Self-employed workers will get new rights including collective income protection insurance schemes, annual income assessments for those on Universal Credit and better access to mortgages and pension schemes.
A new Ministry for Employment Rights will also be set up, which will develop plans to:
• Give everyone full rights from day one.
• Strengthen protections for whistle-blowers and rights against unfair dismissal.
• End bogus self-employment and creating a single status of ‘worker’ for everyone apart from those genuinely self-employed in business on their own account.
• Ban overseas-only recruitment practices.
• Ban zero-hour contracts and give those who work regular hours for more than 12 weeks a right to a regular contract, reflecting those hours.
Work-life balance and equality
The Labour Party proposes:
• Increasing wages through sectoral collective bargaining.
• Requiring breaks during shifts to be paid.
• Requiring cancelled shifts to be paid and proper notice for changes in hours.
• Giving all workers the right to flexible working.
• Extending statutory maternity pay from nine to 12 months.
• Doubling paternity leave from two weeks to four and increasing statutory paternity pay.
• Introducing statutory bereavement leave. Statutory support for bereaved parents is due to start in April 2020.
• Introducing four new bank holidays celebrating our four patron saints’ days.
• Reviewing family-friendly employment rights, including rights to respond to family emergencies.
Promote equality at work by:
• Requiring employers to devise and implement plans to eradicate gender/race/disability pay gaps with fines for failure.
• Increasing redundancy protection.
• Banning unpaid internships.
It will also develop collective income protection insurance schemes for the self-employed.
There is an ambition to reduce full-time weekly working hours to 32 within a decade.
- Review the retirement age and possibly reduce this for those in stressful occupations e.g. shift workers.
- Maintain the ‘triple lock’ and guarantee the winter fuel payment, free TV licences and free bus passes as universal benefits.
- Implement a single, comprehensive and publicly run transparent pensions dashboard, including information about costs and charges.
- Ensure that the state pensions of UK citizens living overseas rise in line with state pensions in Britain.

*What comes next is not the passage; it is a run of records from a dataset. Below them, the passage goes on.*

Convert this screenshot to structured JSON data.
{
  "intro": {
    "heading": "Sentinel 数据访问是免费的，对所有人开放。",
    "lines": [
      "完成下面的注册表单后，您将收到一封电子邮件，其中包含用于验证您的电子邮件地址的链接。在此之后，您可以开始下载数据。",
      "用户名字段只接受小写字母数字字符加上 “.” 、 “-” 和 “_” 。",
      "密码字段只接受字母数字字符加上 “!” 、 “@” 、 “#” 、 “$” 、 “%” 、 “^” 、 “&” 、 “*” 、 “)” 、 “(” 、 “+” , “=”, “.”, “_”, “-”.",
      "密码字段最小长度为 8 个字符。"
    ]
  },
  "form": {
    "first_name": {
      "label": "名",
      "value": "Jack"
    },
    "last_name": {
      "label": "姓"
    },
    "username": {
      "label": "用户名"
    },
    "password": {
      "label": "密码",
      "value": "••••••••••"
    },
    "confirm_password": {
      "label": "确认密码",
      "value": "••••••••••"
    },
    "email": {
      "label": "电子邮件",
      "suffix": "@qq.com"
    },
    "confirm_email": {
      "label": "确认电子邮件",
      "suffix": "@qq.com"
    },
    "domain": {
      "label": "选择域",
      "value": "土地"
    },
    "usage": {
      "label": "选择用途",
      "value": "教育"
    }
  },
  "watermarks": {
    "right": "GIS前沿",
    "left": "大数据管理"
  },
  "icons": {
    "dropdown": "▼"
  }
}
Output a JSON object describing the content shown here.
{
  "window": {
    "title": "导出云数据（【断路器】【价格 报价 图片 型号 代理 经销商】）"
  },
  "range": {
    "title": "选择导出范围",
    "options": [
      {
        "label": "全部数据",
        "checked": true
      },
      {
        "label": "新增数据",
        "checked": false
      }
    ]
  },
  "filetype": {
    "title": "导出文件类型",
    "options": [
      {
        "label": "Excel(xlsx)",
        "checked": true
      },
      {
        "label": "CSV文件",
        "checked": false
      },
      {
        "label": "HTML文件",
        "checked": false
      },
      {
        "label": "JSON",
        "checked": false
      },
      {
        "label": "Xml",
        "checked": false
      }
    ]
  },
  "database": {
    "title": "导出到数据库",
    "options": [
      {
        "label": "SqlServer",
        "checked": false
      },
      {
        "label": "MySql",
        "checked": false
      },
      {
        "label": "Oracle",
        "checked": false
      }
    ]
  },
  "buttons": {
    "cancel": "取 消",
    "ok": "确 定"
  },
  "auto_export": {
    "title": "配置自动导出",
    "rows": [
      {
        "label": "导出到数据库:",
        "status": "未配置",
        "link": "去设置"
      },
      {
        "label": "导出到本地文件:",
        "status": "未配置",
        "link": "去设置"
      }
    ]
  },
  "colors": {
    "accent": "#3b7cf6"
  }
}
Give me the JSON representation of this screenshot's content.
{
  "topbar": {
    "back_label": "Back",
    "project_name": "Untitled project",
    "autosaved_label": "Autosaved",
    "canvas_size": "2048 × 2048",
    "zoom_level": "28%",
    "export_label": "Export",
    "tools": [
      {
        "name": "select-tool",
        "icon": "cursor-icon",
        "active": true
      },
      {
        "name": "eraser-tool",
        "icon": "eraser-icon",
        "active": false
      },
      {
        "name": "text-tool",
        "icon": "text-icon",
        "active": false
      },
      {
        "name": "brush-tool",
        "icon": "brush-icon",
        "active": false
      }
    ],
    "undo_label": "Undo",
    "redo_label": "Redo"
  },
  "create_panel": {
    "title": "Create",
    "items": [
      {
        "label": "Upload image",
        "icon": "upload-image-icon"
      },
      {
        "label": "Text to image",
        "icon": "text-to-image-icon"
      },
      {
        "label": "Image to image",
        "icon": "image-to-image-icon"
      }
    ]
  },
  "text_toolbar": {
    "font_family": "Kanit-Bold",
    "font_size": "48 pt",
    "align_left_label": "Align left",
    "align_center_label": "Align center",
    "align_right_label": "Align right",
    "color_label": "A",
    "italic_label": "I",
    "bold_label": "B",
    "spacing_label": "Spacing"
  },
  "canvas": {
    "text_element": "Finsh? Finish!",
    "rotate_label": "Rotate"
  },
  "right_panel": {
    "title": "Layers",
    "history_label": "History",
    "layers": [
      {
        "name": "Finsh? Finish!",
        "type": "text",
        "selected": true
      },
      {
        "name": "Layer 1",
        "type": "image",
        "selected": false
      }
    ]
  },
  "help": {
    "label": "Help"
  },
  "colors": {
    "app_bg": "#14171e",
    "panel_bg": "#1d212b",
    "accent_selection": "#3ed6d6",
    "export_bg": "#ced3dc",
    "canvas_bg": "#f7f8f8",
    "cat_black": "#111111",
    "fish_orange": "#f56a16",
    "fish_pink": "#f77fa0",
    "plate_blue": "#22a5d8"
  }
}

*22 November: An amended version of the article was uploaded to clarity points such as the criteria for small profits rate and the manifesto costings.